• _WHAT THE TASK ASKS_: Each entry below must be repeated exactly, with pictures left out.

Data extracted from a collection
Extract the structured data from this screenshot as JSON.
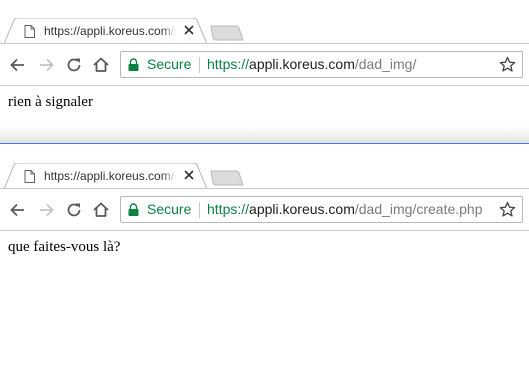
{
  "windows": [
    {
      "tab": {
        "title": "https://appli.koreus.com/dad_img/"
      },
      "omnibox": {
        "secure_label": "Secure",
        "url_scheme": "https://",
        "url_host": "appli.koreus.com",
        "url_path": "/dad_img/"
      },
      "content": {
        "text": "rien à signaler"
      }
    },
    {
      "tab": {
        "title": "https://appli.koreus.com/dad_img/create.php"
      },
      "omnibox": {
        "secure_label": "Secure",
        "url_scheme": "https://",
        "url_host": "appli.koreus.com",
        "url_path": "/dad_img/create.php"
      },
      "content": {
        "text": "que faites-vous là?"
      }
    }
  ],
  "icons": {
    "back": "back-arrow-icon",
    "forward": "forward-arrow-icon",
    "reload": "reload-icon",
    "home": "home-icon",
    "lock": "lock-icon",
    "star": "star-icon",
    "page": "page-icon",
    "close": "close-icon"
  },
  "colors": {
    "secure_green": "#0b8043",
    "url_path_gray": "#7a7a7a",
    "divider_blue": "#3b7fd6"
  }
}
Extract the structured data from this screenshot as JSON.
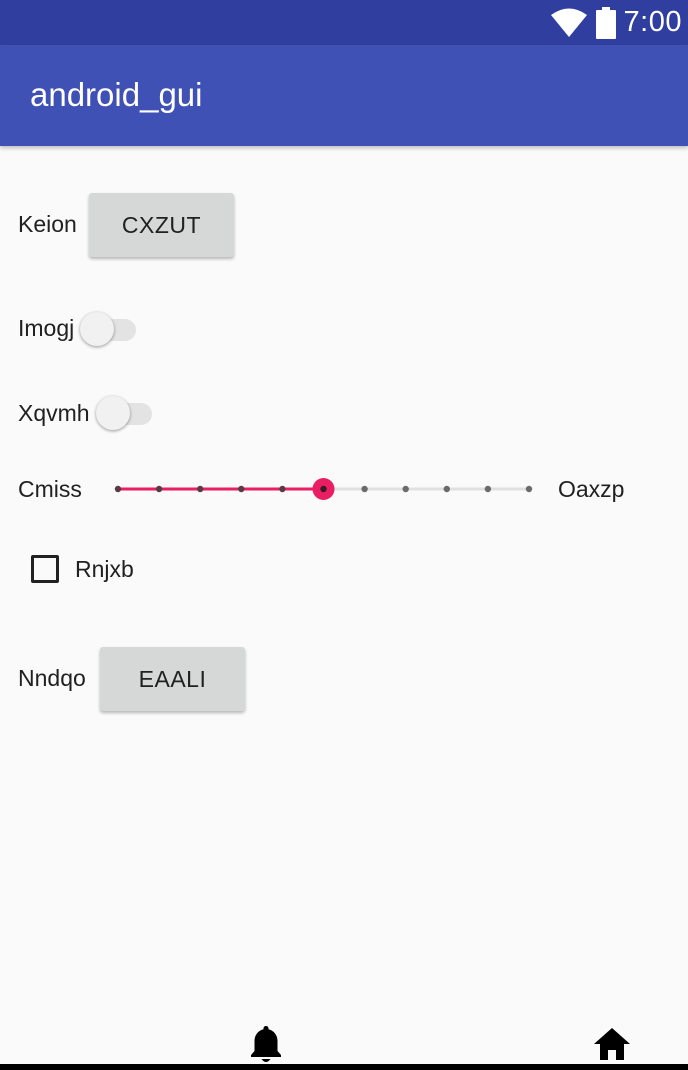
{
  "status_bar": {
    "time": "7:00",
    "icons": [
      "wifi-icon",
      "battery-icon"
    ],
    "color": "#303f9f"
  },
  "app_bar": {
    "title": "android_gui",
    "color": "#3f51b5"
  },
  "form": {
    "row1": {
      "label": "Keion",
      "button_label": "CXZUT"
    },
    "row2": {
      "label": "Imogj",
      "switch_on": false
    },
    "row3": {
      "label": "Xqvmh",
      "switch_on": false
    },
    "slider": {
      "left_label": "Cmiss",
      "right_label": "Oaxzp",
      "min": 0,
      "max": 10,
      "value": 5,
      "accent_color": "#e91e63"
    },
    "checkbox": {
      "label": "Rnjxb",
      "checked": false
    },
    "row6": {
      "label": "Nndqo",
      "button_label": "EAALI"
    }
  },
  "bottom_nav": {
    "icons": [
      "bell-icon",
      "home-icon"
    ]
  }
}
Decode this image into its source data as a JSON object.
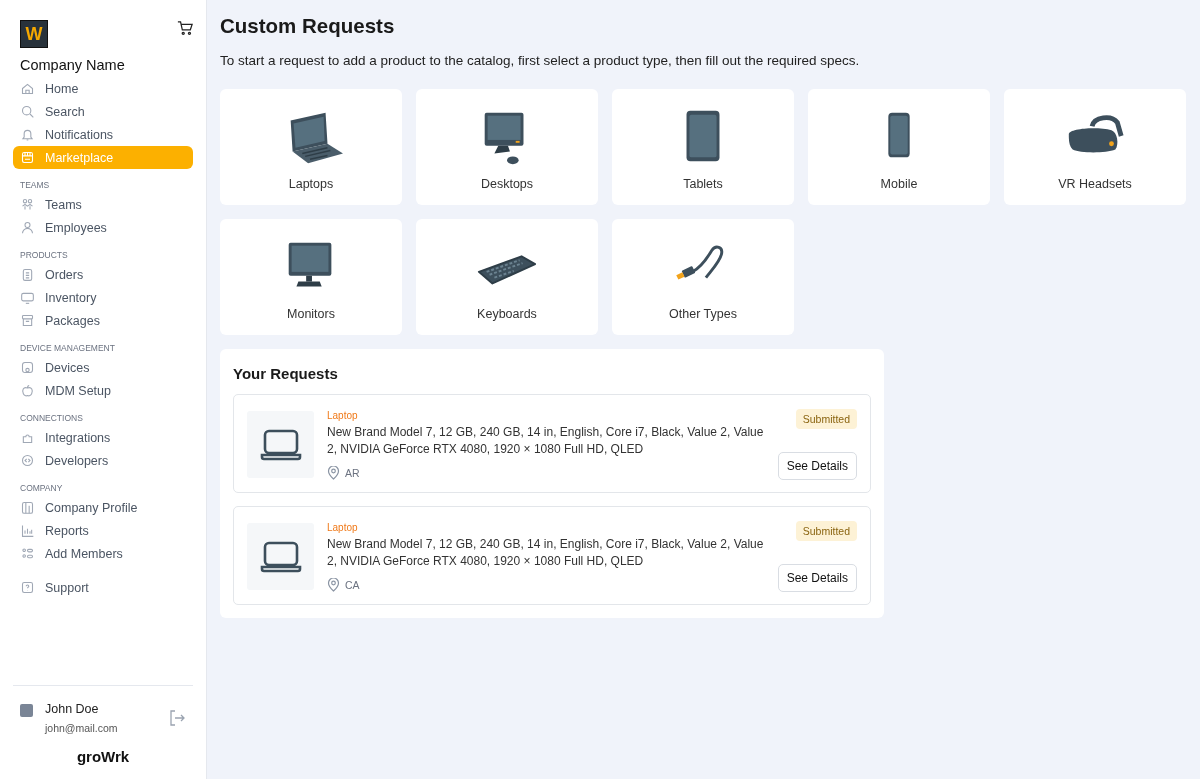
{
  "sidebar": {
    "logo": "W",
    "company": "Company Name",
    "sections": [
      {
        "items": [
          {
            "label": "Home",
            "kind": "home",
            "selected": false
          },
          {
            "label": "Search",
            "kind": "search",
            "selected": false
          },
          {
            "label": "Notifications",
            "kind": "bell",
            "selected": false
          },
          {
            "label": "Marketplace",
            "kind": "store",
            "selected": true
          }
        ]
      },
      {
        "heading": "TEAMS",
        "items": [
          {
            "label": "Teams",
            "kind": "group",
            "selected": false
          },
          {
            "label": "Employees",
            "kind": "person",
            "selected": false
          }
        ]
      },
      {
        "heading": "PRODUCTS",
        "items": [
          {
            "label": "Orders",
            "kind": "document",
            "selected": false
          },
          {
            "label": "Inventory",
            "kind": "monitor",
            "selected": false
          },
          {
            "label": "Packages",
            "kind": "archive",
            "selected": false
          }
        ]
      },
      {
        "heading": "DEVICE MANAGEMENT",
        "items": [
          {
            "label": "Devices",
            "kind": "device",
            "selected": false
          },
          {
            "label": "MDM Setup",
            "kind": "apple",
            "selected": false
          }
        ]
      },
      {
        "heading": "CONNECTIONS",
        "items": [
          {
            "label": "Integrations",
            "kind": "puzzle",
            "selected": false
          },
          {
            "label": "Developers",
            "kind": "code",
            "selected": false
          }
        ]
      },
      {
        "heading": "COMPANY",
        "items": [
          {
            "label": "Company Profile",
            "kind": "building",
            "selected": false
          },
          {
            "label": "Reports",
            "kind": "chart",
            "selected": false
          },
          {
            "label": "Add Members",
            "kind": "members",
            "selected": false
          }
        ]
      },
      {
        "items": [
          {
            "label": "Support",
            "kind": "help",
            "selected": false
          }
        ]
      }
    ],
    "user": {
      "name": "John Doe",
      "email": "john@mail.com"
    },
    "brand": "groWrk"
  },
  "page": {
    "title": "Custom Requests",
    "subtitle": "To start a request to add a product to the catalog, first select a product type, then fill out the required specs."
  },
  "product_types": [
    {
      "label": "Laptops",
      "kind": "laptop"
    },
    {
      "label": "Desktops",
      "kind": "desktop"
    },
    {
      "label": "Tablets",
      "kind": "tablet"
    },
    {
      "label": "Mobile",
      "kind": "mobile"
    },
    {
      "label": "VR Headsets",
      "kind": "vr"
    },
    {
      "label": "Monitors",
      "kind": "monitor"
    },
    {
      "label": "Keyboards",
      "kind": "keyboard"
    },
    {
      "label": "Other Types",
      "kind": "cable"
    }
  ],
  "requests": {
    "title": "Your Requests",
    "items": [
      {
        "category": "Laptop",
        "description": "New Brand Model 7, 12 GB, 240 GB, 14 in, English, Core i7, Black, Value 2, Value 2, NVIDIA GeForce RTX 4080, 1920 × 1080 Full HD, QLED",
        "location": "AR",
        "status": "Submitted",
        "button": "See Details"
      },
      {
        "category": "Laptop",
        "description": "New Brand Model 7, 12 GB, 240 GB, 14 in, English, Core i7, Black, Value 2, Value 2, NVIDIA GeForce RTX 4080, 1920 × 1080 Full HD, QLED",
        "location": "CA",
        "status": "Submitted",
        "button": "See Details"
      }
    ]
  }
}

• _RESULT OF THIS EXERCISE_:
Extract the structured data from this screenshot as JSON.
{
  "windows": [
    {
      "tab": {
        "title": "https://appli.koreus.com/dad_img/"
      },
      "omnibox": {
        "secure_label": "Secure",
        "url_scheme": "https://",
        "url_host": "appli.koreus.com",
        "url_path": "/dad_img/"
      },
      "content": {
        "text": "rien à signaler"
      }
    },
    {
      "tab": {
        "title": "https://appli.koreus.com/dad_img/create.php"
      },
      "omnibox": {
        "secure_label": "Secure",
        "url_scheme": "https://",
        "url_host": "appli.koreus.com",
        "url_path": "/dad_img/create.php"
      },
      "content": {
        "text": "que faites-vous là?"
      }
    }
  ],
  "icons": {
    "back": "back-arrow-icon",
    "forward": "forward-arrow-icon",
    "reload": "reload-icon",
    "home": "home-icon",
    "lock": "lock-icon",
    "star": "star-icon",
    "page": "page-icon",
    "close": "close-icon"
  },
  "colors": {
    "secure_green": "#0b8043",
    "url_path_gray": "#7a7a7a",
    "divider_blue": "#3b7fd6"
  }
}
Extract the structured data from this screenshot as JSON.
{
  "status_bar": {
    "time": "7:00",
    "icons": [
      "wifi-icon",
      "battery-icon"
    ],
    "color": "#303f9f"
  },
  "app_bar": {
    "title": "android_gui",
    "color": "#3f51b5"
  },
  "form": {
    "row1": {
      "label": "Keion",
      "button_label": "CXZUT"
    },
    "row2": {
      "label": "Imogj",
      "switch_on": false
    },
    "row3": {
      "label": "Xqvmh",
      "switch_on": false
    },
    "slider": {
      "left_label": "Cmiss",
      "right_label": "Oaxzp",
      "min": 0,
      "max": 10,
      "value": 5,
      "accent_color": "#e91e63"
    },
    "checkbox": {
      "label": "Rnjxb",
      "checked": false
    },
    "row6": {
      "label": "Nndqo",
      "button_label": "EAALI"
    }
  },
  "bottom_nav": {
    "icons": [
      "bell-icon",
      "home-icon"
    ]
  }
}
Decode this image into its source data as a JSON object.
{
  "sidebar": {
    "logo": "W",
    "company": "Company Name",
    "sections": [
      {
        "items": [
          {
            "label": "Home",
            "kind": "home",
            "selected": false
          },
          {
            "label": "Search",
            "kind": "search",
            "selected": false
          },
          {
            "label": "Notifications",
            "kind": "bell",
            "selected": false
          },
          {
            "label": "Marketplace",
            "kind": "store",
            "selected": true
          }
        ]
      },
      {
        "heading": "TEAMS",
        "items": [
          {
            "label": "Teams",
            "kind": "group",
            "selected": false
          },
          {
            "label": "Employees",
            "kind": "person",
            "selected": false
          }
        ]
      },
      {
        "heading": "PRODUCTS",
        "items": [
          {
            "label": "Orders",
            "kind": "document",
            "selected": false
          },
          {
            "label": "Inventory",
            "kind": "monitor",
            "selected": false
          },
          {
            "label": "Packages",
            "kind": "archive",
            "selected": false
          }
        ]
      },
      {
        "heading": "DEVICE MANAGEMENT",
        "items": [
          {
            "label": "Devices",
            "kind": "device",
            "selected": false
          },
          {
            "label": "MDM Setup",
            "kind": "apple",
            "selected": false
          }
        ]
      },
      {
        "heading": "CONNECTIONS",
        "items": [
          {
            "label": "Integrations",
            "kind": "puzzle",
            "selected": false
          },
          {
            "label": "Developers",
            "kind": "code",
            "selected": false
          }
        ]
      },
      {
        "heading": "COMPANY",
        "items": [
          {
            "label": "Company Profile",
            "kind": "building",
            "selected": false
          },
          {
            "label": "Reports",
            "kind": "chart",
            "selected": false
          },
          {
            "label": "Add Members",
            "kind": "members",
            "selected": false
          }
        ]
      },
      {
        "items": [
          {
            "label": "Support",
            "kind": "help",
            "selected": false
          }
        ]
      }
    ],
    "user": {
      "name": "John Doe",
      "email": "john@mail.com"
    },
    "brand": "groWrk"
  },
  "page": {
    "title": "Custom Requests",
    "subtitle": "To start a request to add a product to the catalog, first select a product type, then fill out the required specs."
  },
  "product_types": [
    {
      "label": "Laptops",
      "kind": "laptop"
    },
    {
      "label": "Desktops",
      "kind": "desktop"
    },
    {
      "label": "Tablets",
      "kind": "tablet"
    },
    {
      "label": "Mobile",
      "kind": "mobile"
    },
    {
      "label": "VR Headsets",
      "kind": "vr"
    },
    {
      "label": "Monitors",
      "kind": "monitor"
    },
    {
      "label": "Keyboards",
      "kind": "keyboard"
    },
    {
      "label": "Other Types",
      "kind": "cable"
    }
  ],
  "requests": {
    "title": "Your Requests",
    "items": [
      {
        "category": "Laptop",
        "description": "New Brand Model 7, 12 GB, 240 GB, 14 in, English, Core i7, Black, Value 2, Value 2, NVIDIA GeForce RTX 4080, 1920 × 1080 Full HD, QLED",
        "location": "AR",
        "status": "Submitted",
        "button": "See Details"
      },
      {
        "category": "Laptop",
        "description": "New Brand Model 7, 12 GB, 240 GB, 14 in, English, Core i7, Black, Value 2, Value 2, NVIDIA GeForce RTX 4080, 1920 × 1080 Full HD, QLED",
        "location": "CA",
        "status": "Submitted",
        "button": "See Details"
      }
    ]
  }
}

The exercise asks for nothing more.